▸ **PROBLEM TO WORK ON**
Because the lines must stay identical, write out the data without changing anything.

____ DATASET RECORDS

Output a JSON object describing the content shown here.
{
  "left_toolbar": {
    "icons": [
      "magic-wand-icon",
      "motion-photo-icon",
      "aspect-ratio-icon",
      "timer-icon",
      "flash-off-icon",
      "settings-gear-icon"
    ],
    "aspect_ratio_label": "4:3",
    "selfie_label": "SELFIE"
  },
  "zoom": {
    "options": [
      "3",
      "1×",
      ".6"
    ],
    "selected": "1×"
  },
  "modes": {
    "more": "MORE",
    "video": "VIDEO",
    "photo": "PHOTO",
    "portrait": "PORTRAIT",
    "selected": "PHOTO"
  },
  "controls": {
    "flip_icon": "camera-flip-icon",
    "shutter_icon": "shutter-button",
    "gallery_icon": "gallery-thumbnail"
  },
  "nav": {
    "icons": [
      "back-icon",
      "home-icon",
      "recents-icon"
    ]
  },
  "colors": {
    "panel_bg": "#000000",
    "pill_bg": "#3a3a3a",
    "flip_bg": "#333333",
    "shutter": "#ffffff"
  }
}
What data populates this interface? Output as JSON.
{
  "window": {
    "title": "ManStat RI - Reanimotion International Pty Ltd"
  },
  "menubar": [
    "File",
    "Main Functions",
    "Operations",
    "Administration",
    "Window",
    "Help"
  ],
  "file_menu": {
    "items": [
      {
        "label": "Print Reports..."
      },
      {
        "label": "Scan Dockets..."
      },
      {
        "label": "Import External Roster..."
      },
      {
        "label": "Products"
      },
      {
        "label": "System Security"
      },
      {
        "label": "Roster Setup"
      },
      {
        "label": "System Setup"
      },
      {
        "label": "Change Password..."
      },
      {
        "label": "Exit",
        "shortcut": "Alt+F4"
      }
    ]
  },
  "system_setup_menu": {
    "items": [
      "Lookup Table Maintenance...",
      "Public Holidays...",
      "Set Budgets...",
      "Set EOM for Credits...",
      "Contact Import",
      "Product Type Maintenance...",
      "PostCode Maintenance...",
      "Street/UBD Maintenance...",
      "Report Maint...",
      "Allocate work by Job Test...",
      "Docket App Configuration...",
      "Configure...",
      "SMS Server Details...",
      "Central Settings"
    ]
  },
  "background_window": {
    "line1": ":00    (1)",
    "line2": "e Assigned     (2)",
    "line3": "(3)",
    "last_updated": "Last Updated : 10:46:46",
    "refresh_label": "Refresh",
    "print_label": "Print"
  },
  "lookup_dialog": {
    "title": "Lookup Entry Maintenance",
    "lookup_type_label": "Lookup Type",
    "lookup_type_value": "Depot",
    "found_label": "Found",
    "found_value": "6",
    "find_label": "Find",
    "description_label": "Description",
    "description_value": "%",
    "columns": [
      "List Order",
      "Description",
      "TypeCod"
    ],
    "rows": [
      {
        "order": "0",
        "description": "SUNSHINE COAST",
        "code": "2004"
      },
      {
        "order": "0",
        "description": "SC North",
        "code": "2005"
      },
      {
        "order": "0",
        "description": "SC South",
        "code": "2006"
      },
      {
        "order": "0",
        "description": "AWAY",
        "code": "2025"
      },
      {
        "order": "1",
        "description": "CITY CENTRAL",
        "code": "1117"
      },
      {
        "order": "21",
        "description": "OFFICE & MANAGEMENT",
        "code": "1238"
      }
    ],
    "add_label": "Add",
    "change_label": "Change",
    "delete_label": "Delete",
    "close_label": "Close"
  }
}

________

▸ **SOLUTION TO THE PROBLEM**
Output a JSON object describing the content shown here.
{
  "left_toolbar": {
    "icons": [
      "magic-wand-icon",
      "motion-photo-icon",
      "aspect-ratio-icon",
      "timer-icon",
      "flash-off-icon",
      "settings-gear-icon"
    ],
    "aspect_ratio_label": "4:3",
    "selfie_label": "SELFIE"
  },
  "zoom": {
    "options": [
      "3",
      "1×",
      ".6"
    ],
    "selected": "1×"
  },
  "modes": {
    "more": "MORE",
    "video": "VIDEO",
    "photo": "PHOTO",
    "portrait": "PORTRAIT",
    "selected": "PHOTO"
  },
  "controls": {
    "flip_icon": "camera-flip-icon",
    "shutter_icon": "shutter-button",
    "gallery_icon": "gallery-thumbnail"
  },
  "nav": {
    "icons": [
      "back-icon",
      "home-icon",
      "recents-icon"
    ]
  },
  "colors": {
    "panel_bg": "#000000",
    "pill_bg": "#3a3a3a",
    "flip_bg": "#333333",
    "shutter": "#ffffff"
  }
}
What data populates this interface? Output as JSON.
{
  "window": {
    "title": "ManStat RI - Reanimotion International Pty Ltd"
  },
  "menubar": [
    "File",
    "Main Functions",
    "Operations",
    "Administration",
    "Window",
    "Help"
  ],
  "file_menu": {
    "items": [
      {
        "label": "Print Reports..."
      },
      {
        "label": "Scan Dockets..."
      },
      {
        "label": "Import External Roster..."
      },
      {
        "label": "Products"
      },
      {
        "label": "System Security"
      },
      {
        "label": "Roster Setup"
      },
      {
        "label": "System Setup"
      },
      {
        "label": "Change Password..."
      },
      {
        "label": "Exit",
        "shortcut": "Alt+F4"
      }
    ]
  },
  "system_setup_menu": {
    "items": [
      "Lookup Table Maintenance...",
      "Public Holidays...",
      "Set Budgets...",
      "Set EOM for Credits...",
      "Contact Import",
      "Product Type Maintenance...",
      "PostCode Maintenance...",
      "Street/UBD Maintenance...",
      "Report Maint...",
      "Allocate work by Job Test...",
      "Docket App Configuration...",
      "Configure...",
      "SMS Server Details...",
      "Central Settings"
    ]
  },
  "background_window": {
    "line1": ":00    (1)",
    "line2": "e Assigned     (2)",
    "line3": "(3)",
    "last_updated": "Last Updated : 10:46:46",
    "refresh_label": "Refresh",
    "print_label": "Print"
  },
  "lookup_dialog": {
    "title": "Lookup Entry Maintenance",
    "lookup_type_label": "Lookup Type",
    "lookup_type_value": "Depot",
    "found_label": "Found",
    "found_value": "6",
    "find_label": "Find",
    "description_label": "Description",
    "description_value": "%",
    "columns": [
      "List Order",
      "Description",
      "TypeCod"
    ],
    "rows": [
      {
        "order": "0",
        "description": "SUNSHINE COAST",
        "code": "2004"
      },
      {
        "order": "0",
        "description": "SC North",
        "code": "2005"
      },
      {
        "order": "0",
        "description": "SC South",
        "code": "2006"
      },
      {
        "order": "0",
        "description": "AWAY",
        "code": "2025"
      },
      {
        "order": "1",
        "description": "CITY CENTRAL",
        "code": "1117"
      },
      {
        "order": "21",
        "description": "OFFICE & MANAGEMENT",
        "code": "1238"
      }
    ],
    "add_label": "Add",
    "change_label": "Change",
    "delete_label": "Delete",
    "close_label": "Close"
  }
}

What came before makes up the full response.